But there is a very compelling reason why you shouldn’t be working eighty hour work weeks: it’s raping your soul.
You get to work at 7, leave at 7 (the other one), while failing to give yourself a minute of reprieve in between. You eat lunch at your desk!!! Forget the fact that your digestion suffers while stuffing your face over e-mail. Forget the fact that sucking your lunch down in 4.5 bites will do little to satiate (the purpose of eating). This is a matter of principle. Work shouldn’t feel like suffocation, whereby the day’s end marks your release from the stranglehold. It’s time to take a stand.
“I vow to eat lunch outside, under the sun. I vow to grant myself an hour to enjoy the day. I vow to start taking care of my mental health.”
Maybe you’re too much of the nose-to-the-grindstone type to be convinced that an hour away from e-mail is acceptable use of your time. Sixty minutes away from your desk would breed more anxiety than relief. For you, there is a much more convincing reason to go clear your mind, it will make you better at your job. Are you more productive when you’re happy, refreshed, and not a slave to a set of unhealthy routines? I know I am.

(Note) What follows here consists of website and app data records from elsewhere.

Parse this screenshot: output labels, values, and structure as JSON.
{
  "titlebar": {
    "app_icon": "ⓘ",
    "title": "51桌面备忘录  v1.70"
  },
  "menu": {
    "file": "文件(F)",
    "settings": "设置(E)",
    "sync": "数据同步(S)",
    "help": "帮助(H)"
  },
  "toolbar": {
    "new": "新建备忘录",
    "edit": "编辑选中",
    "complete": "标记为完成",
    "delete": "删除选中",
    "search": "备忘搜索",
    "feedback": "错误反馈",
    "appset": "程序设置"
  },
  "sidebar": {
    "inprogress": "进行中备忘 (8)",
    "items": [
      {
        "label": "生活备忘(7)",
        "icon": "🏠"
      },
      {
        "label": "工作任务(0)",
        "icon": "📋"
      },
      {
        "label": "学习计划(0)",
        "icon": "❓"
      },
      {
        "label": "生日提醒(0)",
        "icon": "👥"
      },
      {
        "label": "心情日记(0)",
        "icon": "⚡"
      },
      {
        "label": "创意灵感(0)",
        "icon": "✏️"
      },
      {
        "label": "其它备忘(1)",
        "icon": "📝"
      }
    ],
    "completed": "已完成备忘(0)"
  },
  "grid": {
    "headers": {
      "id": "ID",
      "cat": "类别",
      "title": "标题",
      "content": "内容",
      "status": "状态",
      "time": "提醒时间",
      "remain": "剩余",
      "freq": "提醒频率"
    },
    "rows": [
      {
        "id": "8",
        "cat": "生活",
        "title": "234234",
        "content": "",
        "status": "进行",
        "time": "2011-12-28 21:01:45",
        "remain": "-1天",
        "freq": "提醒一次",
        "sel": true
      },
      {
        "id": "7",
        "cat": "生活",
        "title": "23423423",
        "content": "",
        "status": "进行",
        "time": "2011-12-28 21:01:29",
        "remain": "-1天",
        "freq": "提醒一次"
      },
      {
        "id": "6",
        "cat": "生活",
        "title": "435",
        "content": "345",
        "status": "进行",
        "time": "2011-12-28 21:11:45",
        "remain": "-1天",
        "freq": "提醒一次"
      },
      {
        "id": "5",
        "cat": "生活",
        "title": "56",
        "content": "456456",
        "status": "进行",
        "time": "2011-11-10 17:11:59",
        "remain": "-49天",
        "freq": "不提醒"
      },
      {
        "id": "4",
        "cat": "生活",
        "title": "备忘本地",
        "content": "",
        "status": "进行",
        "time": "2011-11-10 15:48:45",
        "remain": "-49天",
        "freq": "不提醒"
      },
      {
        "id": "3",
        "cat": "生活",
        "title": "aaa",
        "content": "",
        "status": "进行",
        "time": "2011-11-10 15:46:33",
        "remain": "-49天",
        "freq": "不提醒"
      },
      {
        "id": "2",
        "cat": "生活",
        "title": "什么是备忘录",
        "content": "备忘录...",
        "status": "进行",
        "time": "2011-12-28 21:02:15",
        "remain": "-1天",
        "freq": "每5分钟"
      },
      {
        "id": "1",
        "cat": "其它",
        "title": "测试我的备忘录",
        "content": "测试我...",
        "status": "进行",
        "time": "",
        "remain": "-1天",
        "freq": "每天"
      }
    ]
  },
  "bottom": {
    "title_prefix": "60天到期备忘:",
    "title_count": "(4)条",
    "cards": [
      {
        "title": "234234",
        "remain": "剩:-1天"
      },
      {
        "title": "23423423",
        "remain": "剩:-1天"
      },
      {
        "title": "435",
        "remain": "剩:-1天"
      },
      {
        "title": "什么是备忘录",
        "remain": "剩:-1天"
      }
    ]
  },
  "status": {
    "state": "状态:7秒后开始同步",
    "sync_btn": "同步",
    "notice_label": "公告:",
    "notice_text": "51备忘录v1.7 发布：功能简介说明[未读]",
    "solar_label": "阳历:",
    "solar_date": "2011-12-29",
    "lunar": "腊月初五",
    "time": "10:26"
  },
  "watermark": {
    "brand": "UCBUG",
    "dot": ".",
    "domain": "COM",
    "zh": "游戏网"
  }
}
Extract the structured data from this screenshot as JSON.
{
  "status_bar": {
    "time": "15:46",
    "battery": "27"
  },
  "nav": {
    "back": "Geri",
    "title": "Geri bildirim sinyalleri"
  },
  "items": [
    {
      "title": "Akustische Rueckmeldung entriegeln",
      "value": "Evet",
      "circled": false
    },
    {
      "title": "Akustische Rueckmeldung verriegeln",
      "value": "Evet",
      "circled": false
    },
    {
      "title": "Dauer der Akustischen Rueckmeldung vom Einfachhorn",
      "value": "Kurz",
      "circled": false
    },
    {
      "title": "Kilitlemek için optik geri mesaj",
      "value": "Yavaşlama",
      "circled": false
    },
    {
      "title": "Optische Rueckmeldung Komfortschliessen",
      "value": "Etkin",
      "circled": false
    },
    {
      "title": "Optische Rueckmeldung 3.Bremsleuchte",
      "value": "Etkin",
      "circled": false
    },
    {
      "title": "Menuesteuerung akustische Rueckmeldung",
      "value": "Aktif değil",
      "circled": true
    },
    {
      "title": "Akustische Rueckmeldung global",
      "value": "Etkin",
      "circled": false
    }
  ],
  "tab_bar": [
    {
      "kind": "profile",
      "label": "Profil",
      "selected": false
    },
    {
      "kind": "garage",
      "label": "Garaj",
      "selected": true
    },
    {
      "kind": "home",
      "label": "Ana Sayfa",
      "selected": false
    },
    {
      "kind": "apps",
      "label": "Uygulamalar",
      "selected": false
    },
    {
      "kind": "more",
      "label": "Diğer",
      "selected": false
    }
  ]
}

Assuming your work involves any degree of creativity or big picture conceptualization, the worst thing you can do to your productivity is abuse your sanity. A clear mind is a creative mind. You already make attempts to preserve your sanity through Facebook, YouTube, or Shit[insert any noun]Says. The problem with using Facebook as your tool for sanity preservation is that Facebook isn’t satisfying; it’s easily accessed and a better alternative to what you’re supposed to be doing. If you replaced every minute spent perusing your Newsfeed with real fulfillment, you’d be happier and more productive (A causes B).
But again, this is a principle stand. The goal of life isn’t attached to a dollar sign. The goal of life is happiness (you would spend said money in hopes of achieving happiness, but misery doesn’t have to be the price tag – and money is rarely the answer). Happiness is mental health. Mental health is taking care of yourself. Taking care of yourself means NOT EATING YOUR TRADER JOES WRAP AT YOUR FUCKING DESK.
Okay, here’s the $803,055 question (I’ve never understood the reference quite honestly, which won’t prevent me from
butchering using it). How do we maintain, if not improve our productivity in the process of working fewer hours?
I thought you’d never ask.
The answer starts with taking a step back. Every day, you’re given a set of tasks. You’re given a set of metrics to measure your productivity of said tasks. You do the tasks, you’re given more tasks. The cycle repeats. That’s a job.
That’s also the trap. Who makes the rules for what you’re supposed to be doing? Your boss? Your boss’ boss? Here’s an interesting fact about your boss and your boss’ boss. They’re people- and likely no smarter than you. Maybe they went to school for longer than you. Maybe they’ve been at the company for a few extra years. But, odds are, they weren’t born with a pre-disposition to be the unquestioned authority of what you do.
The point is – your job isn’t merely to do the tasks assigned to you. Your job is to make as big an impact at your company as possible. In most cases, that will fall outside the scope of your “job description”. The person who best knows how to make the greatest impact at work is you. You bring a unique set of skills, a unique perspective, and unique energy to your company. Don’t mask that. Find the inefficiencies. Fix them. Make it known that you’re shaking shit up. Take chances. If anyone above you has any brains, they will take notice. They will notice your creativity. They will notice your leadership. They will notice your innovation. You know what they won’t notice (or more likely stop noticing)?
That you took an hour at the park to enjoy your lunch.
Work smarter. Not harder.